- **WORKING DATA**
++++++++++++++++++++

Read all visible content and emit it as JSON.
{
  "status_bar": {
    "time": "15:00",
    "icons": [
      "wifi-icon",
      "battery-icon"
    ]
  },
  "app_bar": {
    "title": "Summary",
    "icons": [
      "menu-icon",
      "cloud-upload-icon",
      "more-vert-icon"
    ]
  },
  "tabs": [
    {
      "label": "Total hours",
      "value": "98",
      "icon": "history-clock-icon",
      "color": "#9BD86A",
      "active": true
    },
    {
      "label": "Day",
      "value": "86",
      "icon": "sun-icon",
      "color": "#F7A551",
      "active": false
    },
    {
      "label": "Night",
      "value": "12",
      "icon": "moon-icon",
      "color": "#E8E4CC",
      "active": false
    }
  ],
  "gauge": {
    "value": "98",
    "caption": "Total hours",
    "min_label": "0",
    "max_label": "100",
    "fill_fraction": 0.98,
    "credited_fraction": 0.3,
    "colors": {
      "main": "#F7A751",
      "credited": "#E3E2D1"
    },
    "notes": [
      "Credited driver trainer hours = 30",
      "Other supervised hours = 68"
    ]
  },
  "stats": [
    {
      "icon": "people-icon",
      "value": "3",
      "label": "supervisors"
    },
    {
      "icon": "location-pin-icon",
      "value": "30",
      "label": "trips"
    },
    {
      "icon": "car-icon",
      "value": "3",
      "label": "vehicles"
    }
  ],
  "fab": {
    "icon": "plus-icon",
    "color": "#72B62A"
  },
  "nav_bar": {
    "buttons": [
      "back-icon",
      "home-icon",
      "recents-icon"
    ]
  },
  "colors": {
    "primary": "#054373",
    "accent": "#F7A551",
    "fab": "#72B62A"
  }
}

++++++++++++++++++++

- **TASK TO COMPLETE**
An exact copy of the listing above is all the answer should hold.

- **EXERCISE RESPONSE**
Read all visible content and emit it as JSON.
{
  "status_bar": {
    "time": "15:00",
    "icons": [
      "wifi-icon",
      "battery-icon"
    ]
  },
  "app_bar": {
    "title": "Summary",
    "icons": [
      "menu-icon",
      "cloud-upload-icon",
      "more-vert-icon"
    ]
  },
  "tabs": [
    {
      "label": "Total hours",
      "value": "98",
      "icon": "history-clock-icon",
      "color": "#9BD86A",
      "active": true
    },
    {
      "label": "Day",
      "value": "86",
      "icon": "sun-icon",
      "color": "#F7A551",
      "active": false
    },
    {
      "label": "Night",
      "value": "12",
      "icon": "moon-icon",
      "color": "#E8E4CC",
      "active": false
    }
  ],
  "gauge": {
    "value": "98",
    "caption": "Total hours",
    "min_label": "0",
    "max_label": "100",
    "fill_fraction": 0.98,
    "credited_fraction": 0.3,
    "colors": {
      "main": "#F7A751",
      "credited": "#E3E2D1"
    },
    "notes": [
      "Credited driver trainer hours = 30",
      "Other supervised hours = 68"
    ]
  },
  "stats": [
    {
      "icon": "people-icon",
      "value": "3",
      "label": "supervisors"
    },
    {
      "icon": "location-pin-icon",
      "value": "30",
      "label": "trips"
    },
    {
      "icon": "car-icon",
      "value": "3",
      "label": "vehicles"
    }
  ],
  "fab": {
    "icon": "plus-icon",
    "color": "#72B62A"
  },
  "nav_bar": {
    "buttons": [
      "back-icon",
      "home-icon",
      "recents-icon"
    ]
  },
  "colors": {
    "primary": "#054373",
    "accent": "#F7A551",
    "fab": "#72B62A"
  }
}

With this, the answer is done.